The central premise in film is to draw the spectator in and engage them in what is happening on screen. The same can be said to apply to interactive media, especially visually mediated environments, such as computer games and virtual and mixed reality. The idea is to draw the user into the media and encourage them to continue to use it, “staying there” to pursue their activities and continue the experience.
So how is this achieved? Dr Marsh has developed many techniques.
One technique in particular has extended guidelines from cinematography and editing techniques for use in informing the design and placement of features in the virtual world to help user’s comprehension of off-screen space. Dr Marsh’s publications describe a study that shows these guidelines aid users in navigating virtual space, reduce user disorientation and thereby help people stay connected to the gaming or mediated experience. Microsoft Research has built on these guidelines and developed HALO, a technique for visualizing the location and distance of off-screen destinations on the restricted display screens of vehicle navigation devices.
More recently, Dr Marsh has used the idea of staying there as the basis to evaluate the effectiveness of “serious” games in their educational role and establish which design elements work, which do not and inform development to make improvements.
Dr Marsh will present his recent findings at the conference Digital Interactive Media Entertainment & Art (DIME) 2006 in Bangkok, Thailand, in October. This follows publication in the ACM SIGGRAPH Video Games Symposium 2006 in Boston, MA, USA and Fun n’ Games 2006 in the United Kingdom.
Dr Marsh is also working towards the development of approaches for the evaluation of, and design for experience that is induced or evoked in, or witnessed by users of digital media. Toward this end, he is extending the concepts and techniques from filmmaking and film spectators’ experience to formulate a framework of experience for analysis and design of interactive media.

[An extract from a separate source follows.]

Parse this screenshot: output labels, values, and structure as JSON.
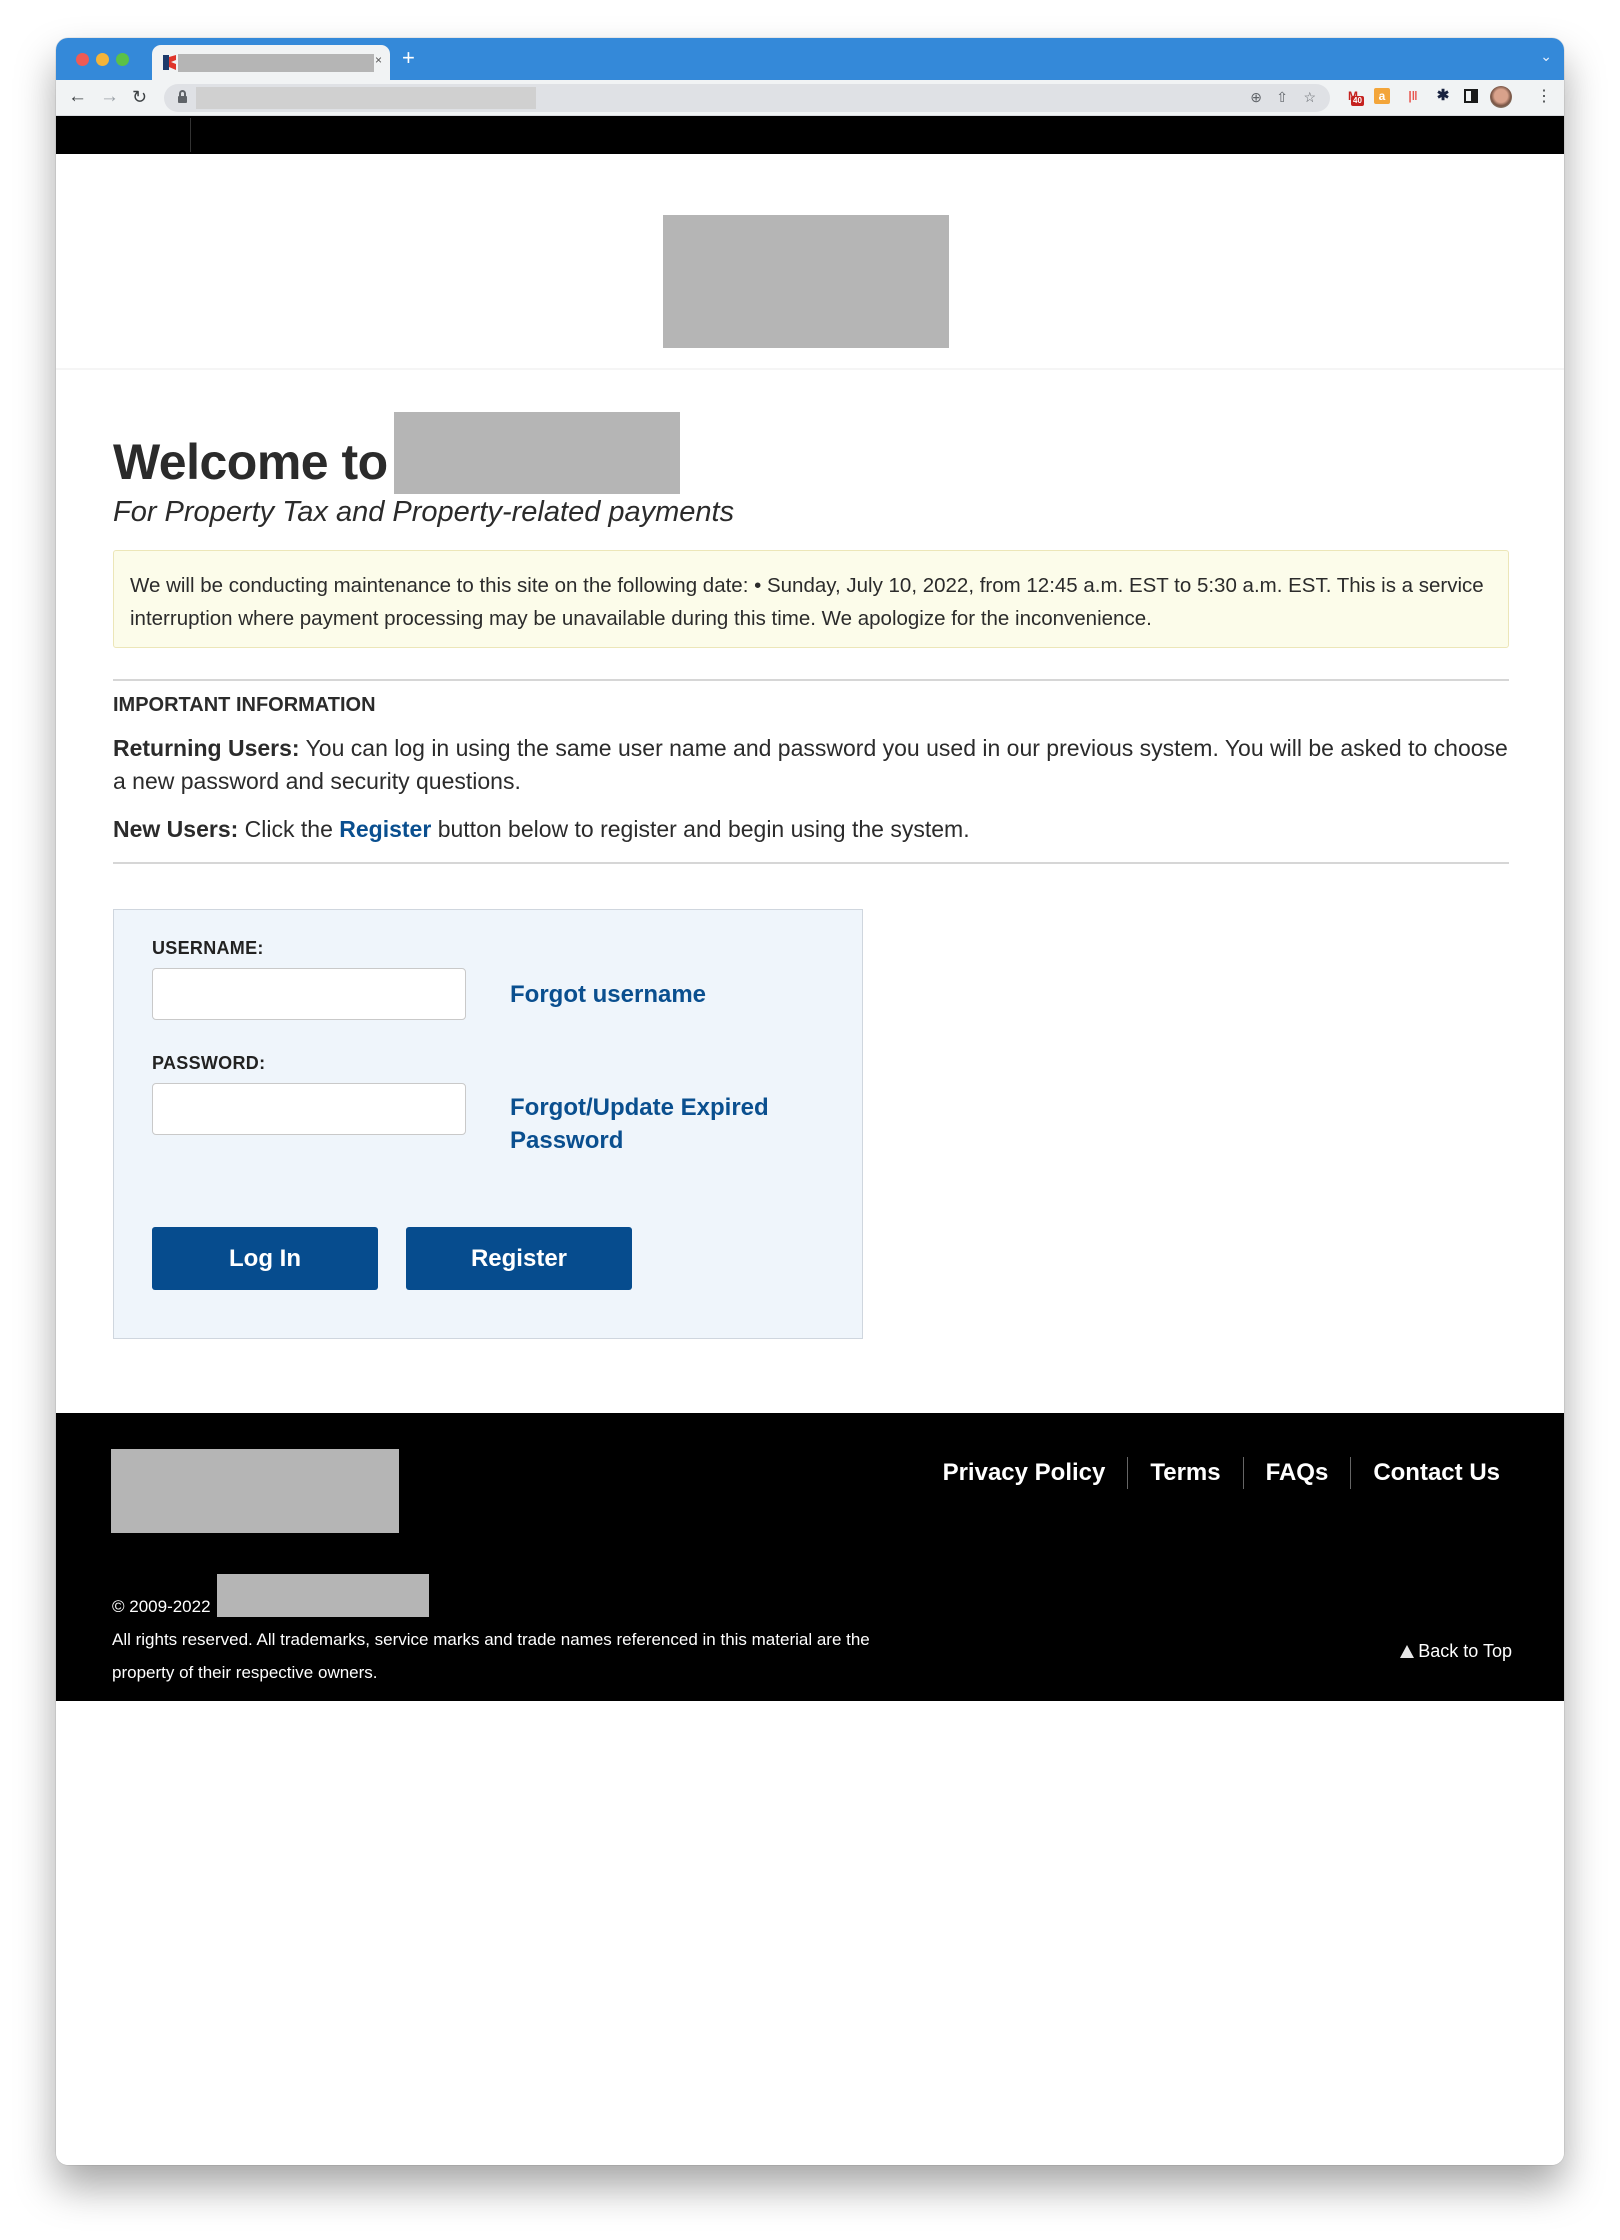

This framework is comprised of three levels of experience, referred to as the 3Vs: voyeuristic (the joy of seeing the new and the wonderful), visceral (thrill of spectacle and attractions), and vicarious (transfer of emotion through another person, being, object or character). Dr Marsh argues that stimulating experience encourage users in “staying there”. Key works in human-computer interaction (HCI) have adopted this framework and used it to inform experiential design of technological products.

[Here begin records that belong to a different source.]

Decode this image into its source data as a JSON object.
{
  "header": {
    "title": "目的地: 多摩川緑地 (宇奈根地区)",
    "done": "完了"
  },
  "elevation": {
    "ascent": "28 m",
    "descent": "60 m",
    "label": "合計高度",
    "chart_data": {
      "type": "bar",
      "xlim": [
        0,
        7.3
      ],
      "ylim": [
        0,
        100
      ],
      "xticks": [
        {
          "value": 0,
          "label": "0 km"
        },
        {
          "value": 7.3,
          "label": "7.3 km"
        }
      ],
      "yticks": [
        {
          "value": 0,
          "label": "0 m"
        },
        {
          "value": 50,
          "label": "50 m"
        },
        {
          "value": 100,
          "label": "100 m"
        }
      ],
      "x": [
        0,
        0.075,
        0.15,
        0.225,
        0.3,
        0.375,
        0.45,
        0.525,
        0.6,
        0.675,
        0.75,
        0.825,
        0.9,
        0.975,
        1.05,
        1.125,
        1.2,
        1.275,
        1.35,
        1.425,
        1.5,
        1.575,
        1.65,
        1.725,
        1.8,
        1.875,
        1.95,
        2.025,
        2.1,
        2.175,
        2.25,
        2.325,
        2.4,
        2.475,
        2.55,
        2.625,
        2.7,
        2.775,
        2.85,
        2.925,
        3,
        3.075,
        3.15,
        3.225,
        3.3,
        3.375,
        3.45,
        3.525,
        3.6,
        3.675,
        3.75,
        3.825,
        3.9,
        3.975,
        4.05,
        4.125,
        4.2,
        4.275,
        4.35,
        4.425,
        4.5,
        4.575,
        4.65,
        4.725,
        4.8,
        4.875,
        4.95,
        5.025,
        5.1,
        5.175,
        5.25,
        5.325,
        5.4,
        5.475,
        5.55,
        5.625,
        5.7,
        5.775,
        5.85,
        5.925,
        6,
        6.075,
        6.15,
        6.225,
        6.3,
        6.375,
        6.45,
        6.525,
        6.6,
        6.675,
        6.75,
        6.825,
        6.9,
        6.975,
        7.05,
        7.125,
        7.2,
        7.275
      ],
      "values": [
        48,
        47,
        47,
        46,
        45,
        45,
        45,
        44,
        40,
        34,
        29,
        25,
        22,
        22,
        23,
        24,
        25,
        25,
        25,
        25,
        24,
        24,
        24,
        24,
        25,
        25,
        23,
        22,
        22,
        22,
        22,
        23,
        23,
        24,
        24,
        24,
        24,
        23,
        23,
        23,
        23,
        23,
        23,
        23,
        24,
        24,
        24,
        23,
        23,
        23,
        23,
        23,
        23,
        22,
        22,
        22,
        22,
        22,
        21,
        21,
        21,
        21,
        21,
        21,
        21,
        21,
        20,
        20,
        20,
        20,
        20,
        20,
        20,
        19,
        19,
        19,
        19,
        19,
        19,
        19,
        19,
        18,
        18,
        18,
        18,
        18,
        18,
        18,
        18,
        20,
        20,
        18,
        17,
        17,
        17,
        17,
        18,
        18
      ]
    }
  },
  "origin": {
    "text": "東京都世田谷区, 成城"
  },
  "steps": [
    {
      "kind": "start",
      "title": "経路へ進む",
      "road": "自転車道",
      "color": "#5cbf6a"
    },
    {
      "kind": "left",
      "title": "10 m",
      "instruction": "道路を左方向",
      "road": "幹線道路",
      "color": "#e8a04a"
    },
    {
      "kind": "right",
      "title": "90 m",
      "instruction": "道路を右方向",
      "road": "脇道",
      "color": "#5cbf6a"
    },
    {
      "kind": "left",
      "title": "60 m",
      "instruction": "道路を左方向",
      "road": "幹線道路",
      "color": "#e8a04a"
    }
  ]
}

In recent and ongoing research Dr Marsh has also explored further ways to capture and reason about engagement through vicarious and empathic experience with and between user-player-actors and synthetic characters. This work is described in the proceedings of AISB 2005 (Artificial Intelligence and the Simulation of Behavior) and in a chapter in “Gaming as Culture: Essays on Reality, Identity and Experience in Fantasy Games”, MacFarlane (2006).
Dr Marsh has coined the terms “vicariously there” to describe this sense of user-player-actor engagement and “virtual corpsing” or “corpsing” (derived from a UK acting term) to describe the break in engagement or falling out of character. Again, one of the main ideas behind this work is to enhance the mediated or gaming experience.
Digital games provide the potential for players to assume the role of anyone or anything they choose and studying the vicarious and empathic connection between players and their own and other characters is an important step towards understanding and informing the development of more complex character. More complex characters can help stimulate players, encouraging them to keep playing and so continue being “vicariously there”.
Some of Dr Marsh's related publications are:
Tim Marsh. 2003. Presence as Experience: film informing ways of staying there, Presence: Teleoperators and Virtual Environments, 12:5, pp. 538-549.
Tim Marsh, Kiyoung Yang, Cyrus Shahabi and Seon Ho Kim. 2006. Immersidata Management and Analysis for Game Development and Assessment for Staying There, Digital Interactive Media Entertainment & Arts (DIME-ARTS 2006), Bangkok, Thailand, October 2006 (accepted).
Tim Marsh, Kiyoung Yang and Cyrus Shahabi, 2006. Game development for experience through staying there. ACM SIGGRAPH Video Games Symposium, Boston, USA, July 2006.
Tim Marsh, Shamus Smith, Kiyoung Yang and Cyrus Shahabi. 2006. Continuous and Unobtrusive Capture of User-Player Behaviour and Experience to Assess and Inform Game Design and Development, 1st World Conference for Fun 'n Games, UK, June 2006.
Tim Marsh, Kiyoung Yang and Cyrus Shahabi. 2005. Vicariously there: connected with and through our own and other characters, In: Proceedings of the AISB 2005 Virtual Social Characters Symposium: Empathic Interaction Theme, University of Hertfordshire, UK, pp. 115-121.
Tim Marsh and Peter Wright. 2000. Using Cinematography Conventions to Inform the Design and Evaluation of Virtual Off-Screen Space, In: Proceedings of AAAI 2000 Spring Symposium, "Smart Graphics", SIGGRAPH/Eurographics, Stanford, CA, USA, pp. s123-127.
A more extensive list can be downloaded here.
A document containing a visualization of the reearch is available for download here.